Fifty two percent of Zimbabweans say they personally fear becoming victims of political intimidation or violence during election campaigns.
The latest findings by Afrobarometer indicate that far more urbanites (64%) than rural residents (46%) say they fear political intimidation or violence during election campaigns “somewhat” or “a lot,” and women (58%) are more likely than men (47%) to express such fear.
“Fear of political intimidation and violence during election time decreases with age (ranging from 57% of youth aged 18-35 to 42% of elders aged 56 and older) and increases with respondents’ education level, from 24% of those with no formal education to 57% of those with secondary or post-secondary qualifications.

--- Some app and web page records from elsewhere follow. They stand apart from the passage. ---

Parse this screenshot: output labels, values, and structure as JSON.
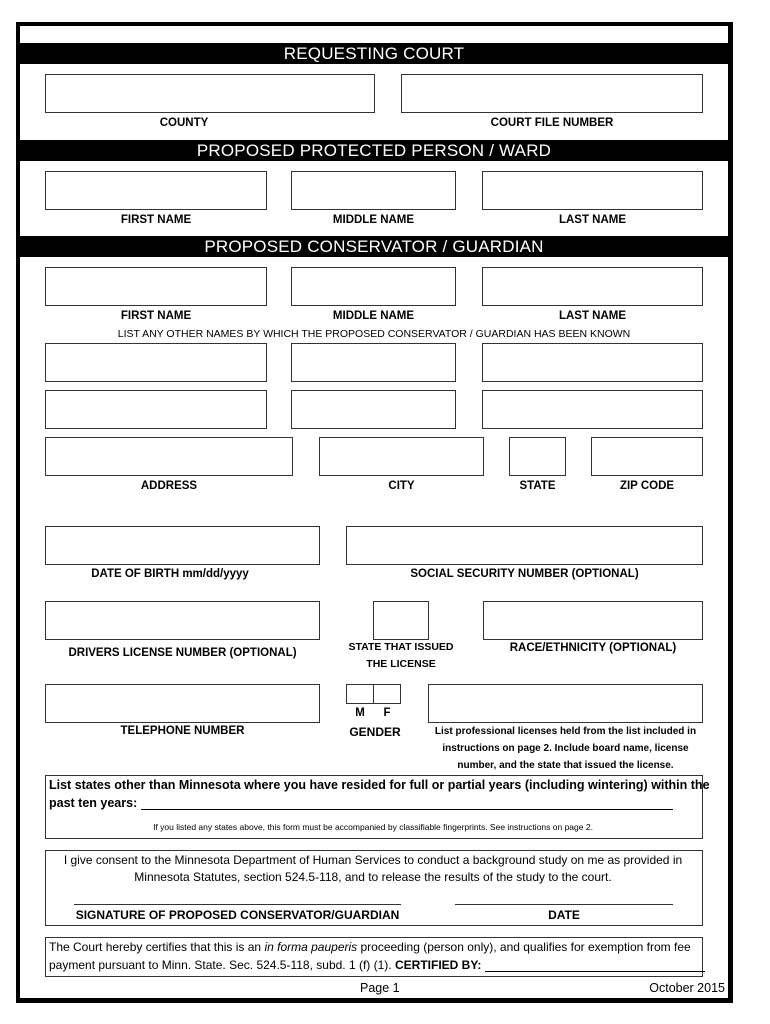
{
  "sections": {
    "requesting_court": "REQUESTING COURT",
    "protected_person": "PROPOSED PROTECTED PERSON / WARD",
    "conservator": "PROPOSED CONSERVATOR / GUARDIAN"
  },
  "labels": {
    "county": "COUNTY",
    "court_file_number": "COURT FILE NUMBER",
    "first_name": "FIRST NAME",
    "middle_name": "MIDDLE NAME",
    "last_name": "LAST NAME",
    "other_names_instruction": "LIST ANY OTHER NAMES BY WHICH THE PROPOSED CONSERVATOR / GUARDIAN HAS BEEN KNOWN",
    "address": "ADDRESS",
    "city": "CITY",
    "state": "STATE",
    "zip_code": "ZIP CODE",
    "date_of_birth": "DATE OF BIRTH mm/dd/yyyy",
    "ssn": "SOCIAL SECURITY NUMBER (OPTIONAL)",
    "drivers_license": "DRIVERS LICENSE NUMBER (OPTIONAL)",
    "state_issued_line1": "STATE THAT ISSUED",
    "state_issued_line2": "THE LICENSE",
    "race": "RACE/ETHNICITY (OPTIONAL)",
    "telephone": "TELEPHONE NUMBER",
    "gender_m": "M",
    "gender_f": "F",
    "gender": "GENDER",
    "licenses_line1": "List professional licenses held from the list included in",
    "licenses_line2": "instructions on page 2. Include board name, license",
    "licenses_line3": "number, and the state that issued the license."
  },
  "residency": {
    "line1": "List states other than Minnesota where you have resided for full or partial years (including wintering) within the",
    "line2": "past ten years:",
    "note": "If you listed any states above, this form must be accompanied by classifiable fingerprints. See instructions on page 2."
  },
  "consent": {
    "line1": "I give consent to the Minnesota Department of Human Services to conduct a background study on me as  provided in",
    "line2": "Minnesota Statutes, section 524.5-118, and to release the results of the study to the court.",
    "signature_label": "SIGNATURE OF PROPOSED CONSERVATOR/GUARDIAN",
    "date_label": "DATE"
  },
  "court_cert": {
    "pre": "The Court hereby certifies that this is an ",
    "italic": "in forma pauperis",
    "post": "  proceeding (person only), and qualifies for exemption from fee",
    "line2": "payment pursuant to Minn. State. Sec. 524.5-118, subd. 1 (f) (1).",
    "certified_by": "CERTIFIED BY:"
  },
  "footer": {
    "page": "Page 1",
    "date": "October 2015"
  }
}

“A huge partisan divide exists on this question: MDC-T supporters (69%) and uncommitted respondents (64%) are more than twice as likely as ZANU-PF adherents (28%) to fear becoming victims of political intimidation or violence during election campaigns. A majority of residents in four provinces say they are at least “somewhat” fearful of election-related intimidation or violence: Harare (71%), Manicaland (70%), Bulawayo (57%), and Mashonaland East (53%). By contrast, a majority of citizens in Midlands (52%) and Matabeleland South (51%) say they do “not at all” fear political intimidation or violence during election time.”